After two days exploring with little to show for our efforts, we finally admitted defeat, returned to our hotel at Tumon Bay, and joined the other tourists in appreciating the wonderful American restaurants (steak and ribs every night!), the beach, the hotel’s infinity pool, drinks at the poolside bar, the island’s famous sunsets and the hospitality of the very friendly locals.
This last of our trip to Guam, needless to say, was an infinitely more enjoyable experience than the first two….
Getting around: This is America, so you’ll need a hire car to get almost anywhere (although for trips to Tumon Bay’s restaurants and shopping malls there’s a regular shuttle bus).
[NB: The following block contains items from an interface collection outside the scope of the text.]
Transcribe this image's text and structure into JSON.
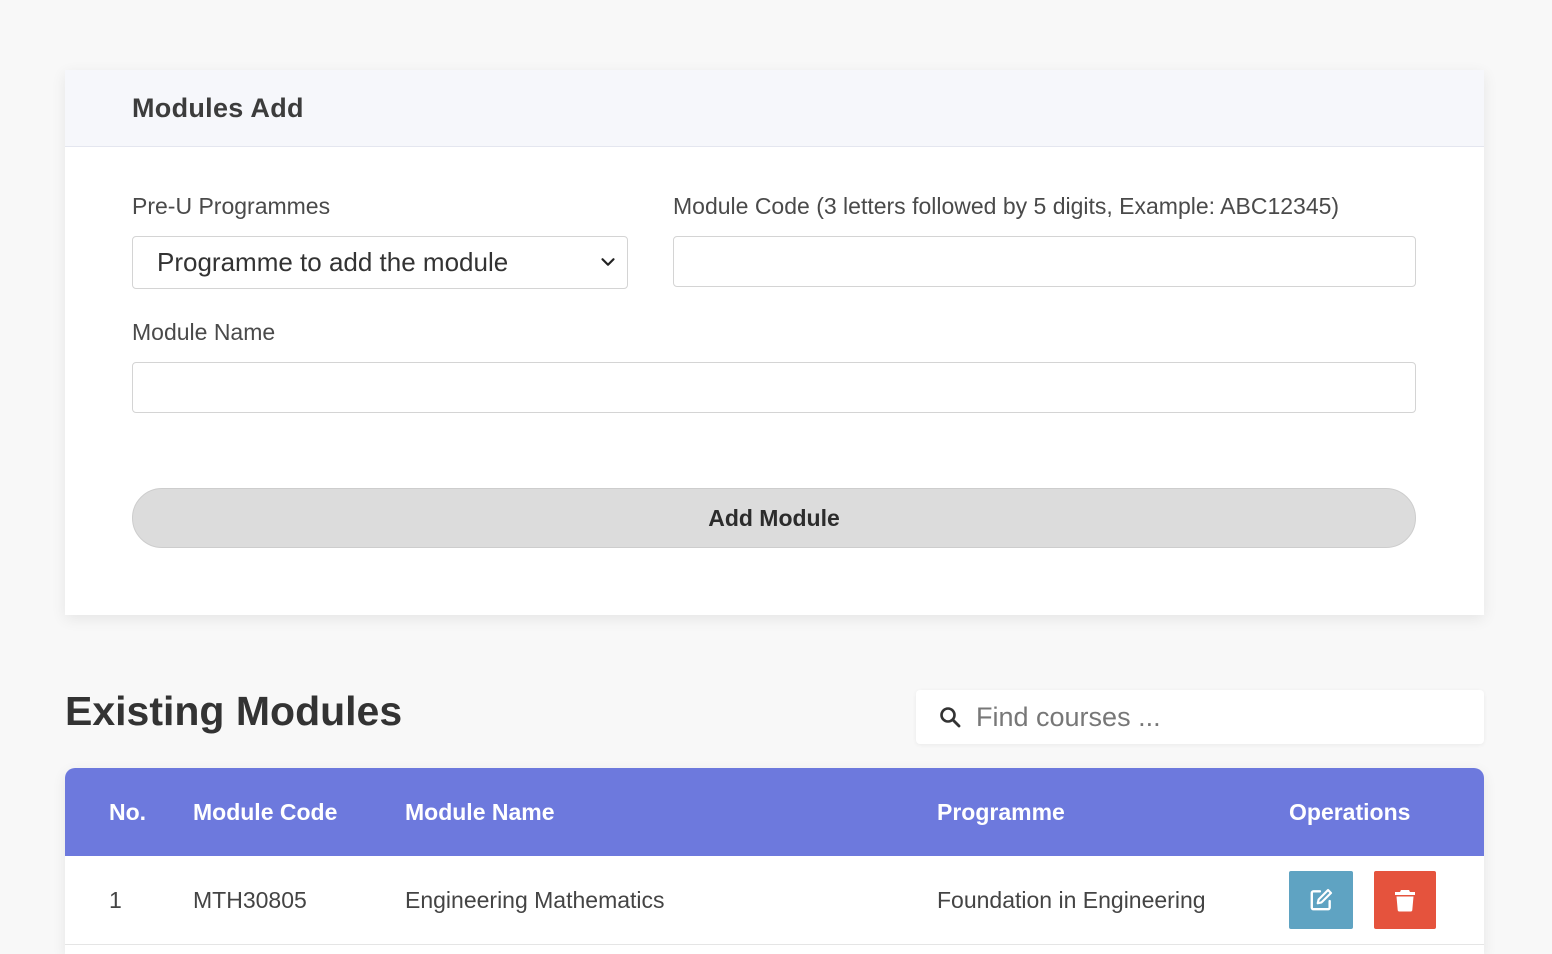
{
  "form": {
    "title": "Modules Add",
    "programme_label": "Pre-U Programmes",
    "programme_selected": "Programme to add the module",
    "code_label": "Module Code (3 letters followed by 5 digits, Example: ABC12345)",
    "code_value": "",
    "name_label": "Module Name",
    "name_value": "",
    "submit_label": "Add Module"
  },
  "existing": {
    "title": "Existing Modules",
    "search_placeholder": "Find courses ...",
    "columns": [
      "No.",
      "Module Code",
      "Module Name",
      "Programme",
      "Operations"
    ],
    "rows": [
      {
        "no": "1",
        "code": "MTH30805",
        "name": "Engineering Mathematics",
        "programme": "Foundation in Engineering"
      }
    ]
  },
  "colors": {
    "table_header": "#6d79dd",
    "edit_button": "#5fa3c2",
    "delete_button": "#e5533d"
  },
  "icons": {
    "select": "chevron-down-icon",
    "search": "search-icon",
    "edit": "edit-icon",
    "delete": "trash-icon"
  }
}
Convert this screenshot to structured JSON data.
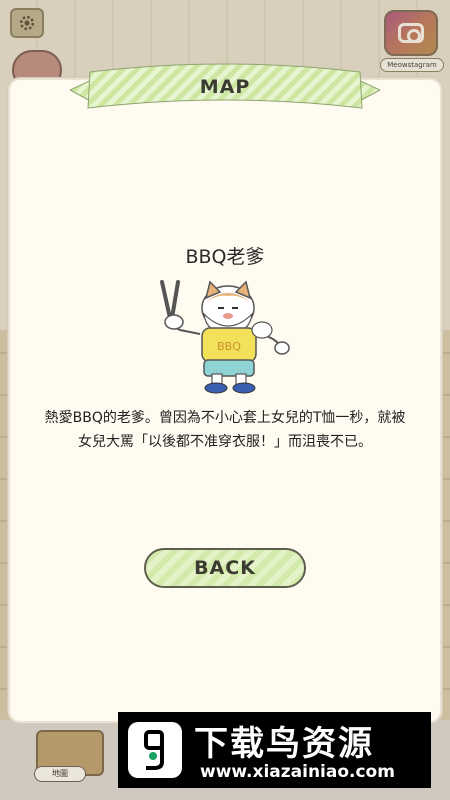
{
  "scene": {
    "instagram_label": "Meowstagram",
    "map_button_label": "地圖"
  },
  "dialog": {
    "title": "MAP",
    "character_name": "BBQ老爹",
    "shirt_text": "BBQ",
    "description": "熱愛BBQ的老爹。曾因為不小心套上女兒的T恤一秒，就被女兒大罵「以後都不准穿衣服！」而沮喪不已。",
    "back_label": "BACK"
  },
  "watermark": {
    "title": "下载鸟资源",
    "url": "www.xiazainiao.com"
  },
  "colors": {
    "dialog_bg": "#fffbf1",
    "ribbon_green": "#d3ebaa",
    "button_green": "#d3ebaa"
  }
}
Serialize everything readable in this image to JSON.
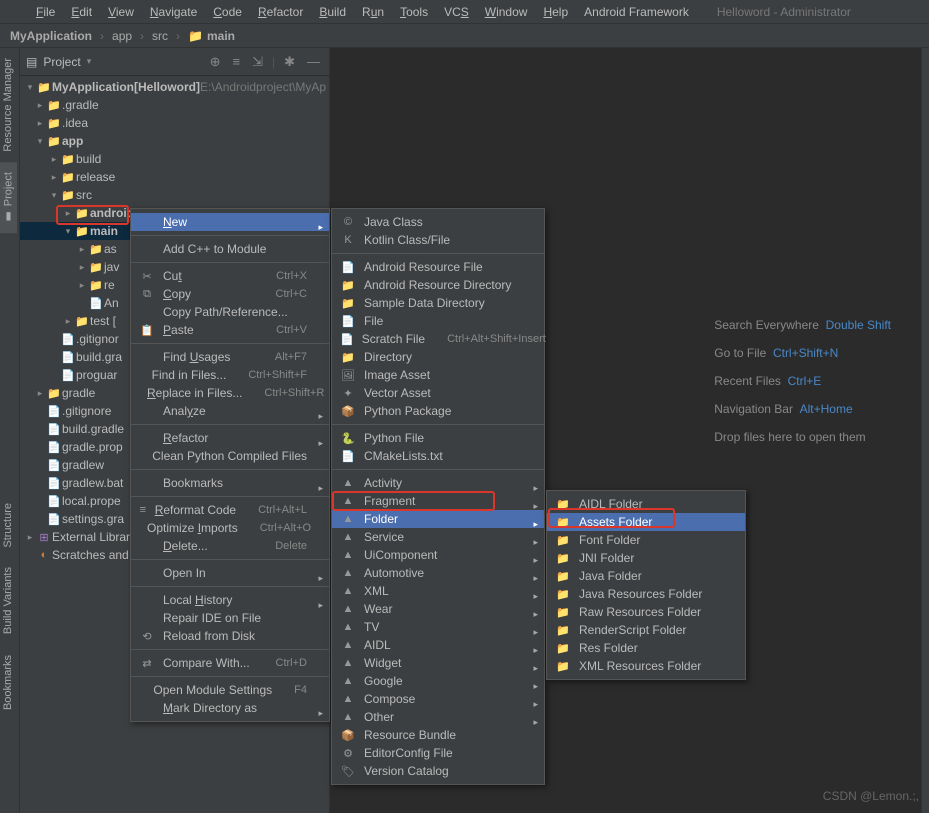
{
  "menubar": {
    "items": [
      "File",
      "Edit",
      "View",
      "Navigate",
      "Code",
      "Refactor",
      "Build",
      "Run",
      "Tools",
      "VCS",
      "Window",
      "Help",
      "Android Framework"
    ],
    "title": "Helloword - Administrator"
  },
  "crumb": [
    "MyApplication",
    "app",
    "src",
    "main"
  ],
  "leftTabs": [
    "Resource Manager",
    "Project"
  ],
  "bottomTabs": [
    "Structure",
    "Build Variants",
    "Bookmarks"
  ],
  "sidebar": {
    "title": "Project",
    "tree": [
      {
        "d": 0,
        "a": "v",
        "ic": "📁",
        "cls": "c-blue",
        "t": "MyApplication",
        "b": true,
        "extra": "[Helloword]",
        "hint": "E:\\Androidproject\\MyAp"
      },
      {
        "d": 1,
        "a": ">",
        "ic": "📁",
        "cls": "c-orange",
        "t": ".gradle"
      },
      {
        "d": 1,
        "a": ">",
        "ic": "📁",
        "cls": "c-grey",
        "t": ".idea"
      },
      {
        "d": 1,
        "a": "v",
        "ic": "📁",
        "cls": "c-teal",
        "t": "app",
        "b": true
      },
      {
        "d": 2,
        "a": ">",
        "ic": "📁",
        "cls": "c-orange",
        "t": "build"
      },
      {
        "d": 2,
        "a": ">",
        "ic": "📁",
        "cls": "c-grey",
        "t": "release"
      },
      {
        "d": 2,
        "a": "v",
        "ic": "📁",
        "cls": "c-grey",
        "t": "src"
      },
      {
        "d": 3,
        "a": ">",
        "ic": "📁",
        "cls": "c-teal",
        "t": "androidTest",
        "b": true
      },
      {
        "d": 3,
        "a": "v",
        "ic": "📁",
        "cls": "c-teal",
        "t": "main",
        "b": true,
        "sel": true
      },
      {
        "d": 4,
        "a": ">",
        "ic": "📁",
        "cls": "c-orange",
        "t": "as"
      },
      {
        "d": 4,
        "a": ">",
        "ic": "📁",
        "cls": "c-blue",
        "t": "jav"
      },
      {
        "d": 4,
        "a": ">",
        "ic": "📁",
        "cls": "c-orange",
        "t": "re"
      },
      {
        "d": 4,
        "a": "",
        "ic": "📄",
        "cls": "c-grey",
        "t": "An"
      },
      {
        "d": 3,
        "a": ">",
        "ic": "📁",
        "cls": "c-teal",
        "t": "test ["
      },
      {
        "d": 2,
        "a": "",
        "ic": "📄",
        "cls": "c-grey",
        "t": ".gitignor"
      },
      {
        "d": 2,
        "a": "",
        "ic": "📄",
        "cls": "c-teal",
        "t": "build.gra"
      },
      {
        "d": 2,
        "a": "",
        "ic": "📄",
        "cls": "c-grey",
        "t": "proguar"
      },
      {
        "d": 1,
        "a": ">",
        "ic": "📁",
        "cls": "c-grey",
        "t": "gradle"
      },
      {
        "d": 1,
        "a": "",
        "ic": "📄",
        "cls": "c-grey",
        "t": ".gitignore"
      },
      {
        "d": 1,
        "a": "",
        "ic": "📄",
        "cls": "c-teal",
        "t": "build.gradle"
      },
      {
        "d": 1,
        "a": "",
        "ic": "📄",
        "cls": "c-grey",
        "t": "gradle.prop"
      },
      {
        "d": 1,
        "a": "",
        "ic": "📄",
        "cls": "c-grey",
        "t": "gradlew"
      },
      {
        "d": 1,
        "a": "",
        "ic": "📄",
        "cls": "c-grey",
        "t": "gradlew.bat"
      },
      {
        "d": 1,
        "a": "",
        "ic": "📄",
        "cls": "c-grey",
        "t": "local.prope"
      },
      {
        "d": 1,
        "a": "",
        "ic": "📄",
        "cls": "c-teal",
        "t": "settings.gra"
      },
      {
        "d": 0,
        "a": ">",
        "ic": "⊞",
        "cls": "c-purple",
        "t": "External Librari"
      },
      {
        "d": 0,
        "a": "",
        "ic": "◐",
        "cls": "c-orange",
        "t": "Scratches and"
      }
    ]
  },
  "ctx1": [
    {
      "t": "New",
      "sel": true,
      "arr": true,
      "u": 0
    },
    "sep",
    {
      "t": "Add C++ to Module"
    },
    "sep",
    {
      "i": "✂",
      "t": "Cut",
      "sc": "Ctrl+X",
      "u": 2
    },
    {
      "i": "⧉",
      "t": "Copy",
      "sc": "Ctrl+C",
      "u": 0
    },
    {
      "t": "Copy Path/Reference..."
    },
    {
      "i": "📋",
      "t": "Paste",
      "sc": "Ctrl+V",
      "u": 0
    },
    "sep",
    {
      "t": "Find Usages",
      "sc": "Alt+F7",
      "u": 5
    },
    {
      "t": "Find in Files...",
      "sc": "Ctrl+Shift+F"
    },
    {
      "t": "Replace in Files...",
      "sc": "Ctrl+Shift+R",
      "u": 0
    },
    {
      "t": "Analyze",
      "arr": true,
      "u": 4
    },
    "sep",
    {
      "t": "Refactor",
      "arr": true,
      "u": 0
    },
    {
      "t": "Clean Python Compiled Files"
    },
    "sep",
    {
      "t": "Bookmarks",
      "arr": true
    },
    "sep",
    {
      "i": "≡",
      "t": "Reformat Code",
      "sc": "Ctrl+Alt+L",
      "u": 0
    },
    {
      "t": "Optimize Imports",
      "sc": "Ctrl+Alt+O",
      "u": 9
    },
    {
      "t": "Delete...",
      "sc": "Delete",
      "u": 0
    },
    "sep",
    {
      "t": "Open In",
      "arr": true
    },
    "sep",
    {
      "t": "Local History",
      "arr": true,
      "u": 6
    },
    {
      "t": "Repair IDE on File"
    },
    {
      "i": "⟲",
      "t": "Reload from Disk"
    },
    "sep",
    {
      "t": "Compare With...",
      "sc": "Ctrl+D",
      "i": "⇄"
    },
    "sep",
    {
      "t": "Open Module Settings",
      "sc": "F4"
    },
    {
      "t": "Mark Directory as",
      "arr": true,
      "u": 0
    }
  ],
  "ctx2": [
    {
      "i": "©",
      "cls": "c-blue",
      "t": "Java Class"
    },
    {
      "i": "K",
      "cls": "c-orange",
      "t": "Kotlin Class/File"
    },
    "sep",
    {
      "i": "📄",
      "cls": "c-grey",
      "t": "Android Resource File"
    },
    {
      "i": "📁",
      "cls": "c-grey",
      "t": "Android Resource Directory"
    },
    {
      "i": "📁",
      "cls": "c-grey",
      "t": "Sample Data Directory"
    },
    {
      "i": "📄",
      "cls": "c-grey",
      "t": "File"
    },
    {
      "i": "📄",
      "cls": "c-grey",
      "t": "Scratch File",
      "sc": "Ctrl+Alt+Shift+Insert"
    },
    {
      "i": "📁",
      "cls": "c-grey",
      "t": "Directory"
    },
    {
      "i": "🖼",
      "cls": "c-grey",
      "t": "Image Asset"
    },
    {
      "i": "✦",
      "cls": "c-grey",
      "t": "Vector Asset"
    },
    {
      "i": "📦",
      "cls": "c-blue",
      "t": "Python Package"
    },
    "sep",
    {
      "i": "🐍",
      "cls": "c-blue",
      "t": "Python File"
    },
    {
      "i": "📄",
      "cls": "c-grey",
      "t": "CMakeLists.txt"
    },
    "sep",
    {
      "i": "▲",
      "cls": "c-an",
      "t": "Activity",
      "arr": true
    },
    {
      "i": "▲",
      "cls": "c-an",
      "t": "Fragment",
      "arr": true
    },
    {
      "i": "▲",
      "cls": "c-an",
      "t": "Folder",
      "arr": true,
      "sel": true
    },
    {
      "i": "▲",
      "cls": "c-an",
      "t": "Service",
      "arr": true
    },
    {
      "i": "▲",
      "cls": "c-an",
      "t": "UiComponent",
      "arr": true
    },
    {
      "i": "▲",
      "cls": "c-an",
      "t": "Automotive",
      "arr": true
    },
    {
      "i": "▲",
      "cls": "c-an",
      "t": "XML",
      "arr": true
    },
    {
      "i": "▲",
      "cls": "c-an",
      "t": "Wear",
      "arr": true
    },
    {
      "i": "▲",
      "cls": "c-an",
      "t": "TV",
      "arr": true
    },
    {
      "i": "▲",
      "cls": "c-an",
      "t": "AIDL",
      "arr": true
    },
    {
      "i": "▲",
      "cls": "c-an",
      "t": "Widget",
      "arr": true
    },
    {
      "i": "▲",
      "cls": "c-an",
      "t": "Google",
      "arr": true
    },
    {
      "i": "▲",
      "cls": "c-an",
      "t": "Compose",
      "arr": true
    },
    {
      "i": "▲",
      "cls": "c-an",
      "t": "Other",
      "arr": true
    },
    {
      "i": "📦",
      "cls": "c-grey",
      "t": "Resource Bundle"
    },
    {
      "i": "⚙",
      "cls": "c-grey",
      "t": "EditorConfig File"
    },
    {
      "i": "🏷",
      "cls": "c-grey",
      "t": "Version Catalog"
    }
  ],
  "ctx3": [
    {
      "i": "📁",
      "t": "AIDL Folder"
    },
    {
      "i": "📁",
      "t": "Assets Folder",
      "sel": true
    },
    {
      "i": "📁",
      "t": "Font Folder"
    },
    {
      "i": "📁",
      "t": "JNI Folder"
    },
    {
      "i": "📁",
      "t": "Java Folder"
    },
    {
      "i": "📁",
      "t": "Java Resources Folder"
    },
    {
      "i": "📁",
      "t": "Raw Resources Folder"
    },
    {
      "i": "📁",
      "t": "RenderScript Folder"
    },
    {
      "i": "📁",
      "t": "Res Folder"
    },
    {
      "i": "📁",
      "t": "XML Resources Folder"
    }
  ],
  "hints": [
    {
      "t": "Search Everywhere",
      "k": "Double Shift"
    },
    {
      "t": "Go to File",
      "k": "Ctrl+Shift+N"
    },
    {
      "t": "Recent Files",
      "k": "Ctrl+E"
    },
    {
      "t": "Navigation Bar",
      "k": "Alt+Home"
    },
    {
      "t": "Drop files here to open them",
      "k": ""
    }
  ],
  "watermark": "CSDN @Lemon.;,"
}
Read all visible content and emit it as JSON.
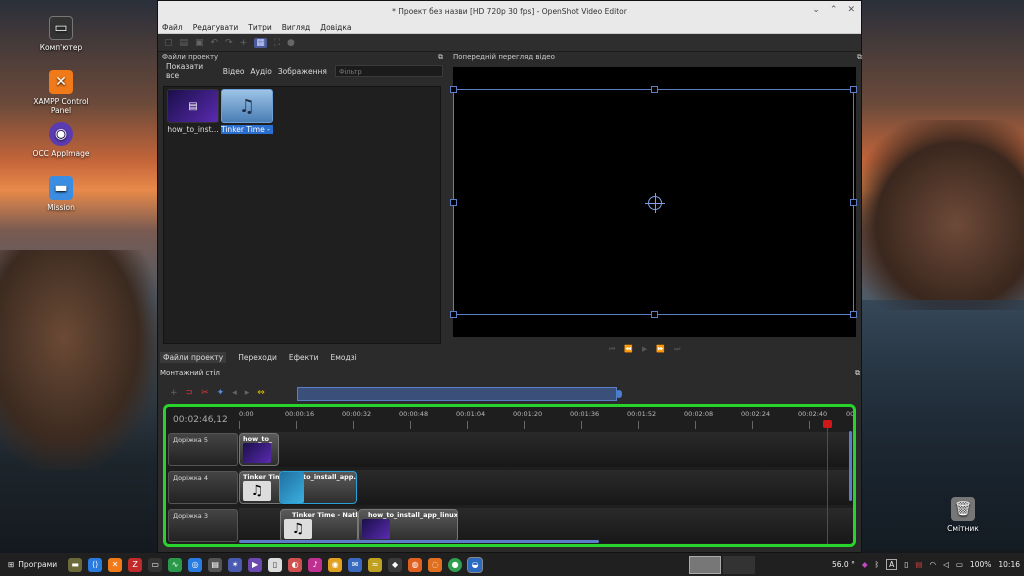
{
  "desktop": {
    "icons": [
      {
        "label": "Комп'ютер",
        "icon": "computer-icon"
      },
      {
        "label": "XAMPP Control Panel",
        "icon": "xampp-icon"
      },
      {
        "label": "OCC AppImage",
        "icon": "appimage-icon"
      },
      {
        "label": "Mission",
        "icon": "folder-icon"
      }
    ],
    "trash_label": "Смітник"
  },
  "window": {
    "title": "* Проект без назви [HD 720p 30 fps] - OpenShot Video Editor",
    "menu": [
      "Файл",
      "Редагувати",
      "Титри",
      "Вигляд",
      "Довідка"
    ]
  },
  "files_panel": {
    "title": "Файли проекту",
    "filters": [
      "Показати все",
      "Відео",
      "Аудіо",
      "Зображення"
    ],
    "filter_placeholder": "Фільтр",
    "files": [
      {
        "name": "how_to_inst...",
        "type": "video"
      },
      {
        "name": "Tinker Time - ...",
        "type": "audio",
        "selected": true
      }
    ]
  },
  "preview_panel": {
    "title": "Попередній перегляд відео"
  },
  "bottom_tabs": [
    "Файли проекту",
    "Переходи",
    "Ефекти",
    "Емодзі"
  ],
  "timeline": {
    "title": "Монтажний стіл",
    "timecode": "00:02:46,12",
    "ruler": [
      "0:00",
      "00:00:16",
      "00:00:32",
      "00:00:48",
      "00:01:04",
      "00:01:20",
      "00:01:36",
      "00:01:52",
      "00:02:08",
      "00:02:24",
      "00:02:40",
      "00"
    ],
    "tracks": [
      {
        "name": "Доріжка 5",
        "clips": [
          {
            "label": "how_to_",
            "kind": "video"
          }
        ]
      },
      {
        "name": "Доріжка 4",
        "clips": [
          {
            "label": "Tinker Tim",
            "kind": "audio"
          },
          {
            "label": "to_install_app...",
            "kind": "video"
          }
        ]
      },
      {
        "name": "Доріжка 3",
        "clips": [
          {
            "label": "Tinker Time - Nathan",
            "kind": "audio"
          },
          {
            "label": "how_to_install_app_linux-2...",
            "kind": "video"
          }
        ]
      }
    ]
  },
  "taskbar": {
    "start_label": "Програми",
    "temperature": "56.0 °",
    "battery": "100%",
    "clock": "10:16",
    "keyboard_layout": "A"
  }
}
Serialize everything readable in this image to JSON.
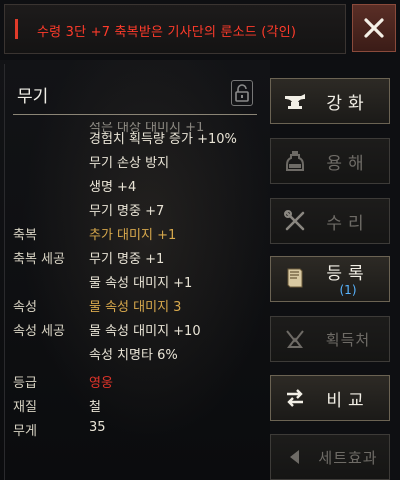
{
  "title": "수령 3단 +7 축복받은 기사단의 룬소드 (각인)",
  "colors": {
    "title": "#ff3b2b",
    "gold": "#d7a84c",
    "grade_red": "#e0342a",
    "sub_blue": "#58b4ff"
  },
  "panel": {
    "category": "무기",
    "partial_line": "적은 대상 대미지 +1",
    "rows": [
      {
        "label": "",
        "value": "경험치 획득량 증가 +10%",
        "color": "normal"
      },
      {
        "label": "",
        "value": "무기 손상 방지",
        "color": "normal"
      },
      {
        "label": "",
        "value": "생명 +4",
        "color": "normal"
      },
      {
        "label": "",
        "value": "무기 명중 +7",
        "color": "normal"
      },
      {
        "label": "축복",
        "value": "추가 대미지 +1",
        "color": "gold"
      },
      {
        "label": "축복 세공",
        "value": "무기 명중 +1",
        "color": "normal"
      },
      {
        "label": "",
        "value": "물 속성 대미지 +1",
        "color": "normal"
      },
      {
        "label": "속성",
        "value": "물 속성 대미지  3",
        "color": "gold"
      },
      {
        "label": "속성 세공",
        "value": "물 속성 대미지 +10",
        "color": "normal"
      },
      {
        "label": "",
        "value": "속성 치명타 6%",
        "color": "normal"
      },
      {
        "label": "등급",
        "value": "영웅",
        "color": "red"
      },
      {
        "label": "재질",
        "value": "철",
        "color": "normal"
      },
      {
        "label": "무게",
        "value": "35",
        "color": "normal"
      }
    ]
  },
  "actions": {
    "enhance": "강화",
    "dismantle": "용해",
    "repair": "수리",
    "register": "등록",
    "register_count": "(1)",
    "acquire": "획득처",
    "compare": "비교",
    "set_effect": "세트효과"
  },
  "icons": {
    "close": "close-icon",
    "lock": "unlock-icon",
    "enhance": "anvil-icon",
    "dismantle": "potion-icon",
    "repair": "tools-icon",
    "register": "book-icon",
    "acquire": "source-icon",
    "compare": "swap-arrows-icon",
    "set_effect": "arrow-left-icon"
  }
}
If you’re really set on hiking on the island, forget the map available in the two bookstores on the island’s capital, Tamuning and in some Circle K convenience stores. It looks great and lists loads of intriguing places, but many of them are almost impossible to find. It’s good for route finding with the car, though. There is a well established tradition of hiking here (where it answers to the quaint local name of ‘boonie stomping’), but unless the local hiking book gets re-printed (it is apparently being revised) you’ll need to contact someone in advance, as from our experience, finding any trails to follow is a deeply frustrating experience. The man with all the info is Dave Lots, organiser of Guam Boonie Stompers (firstname.lastname@example.org , phone 653 2897). If you’re on island at the weekend, Dave organises a hike every Saturday morning, to a different place each time, and of widely varying difficulty.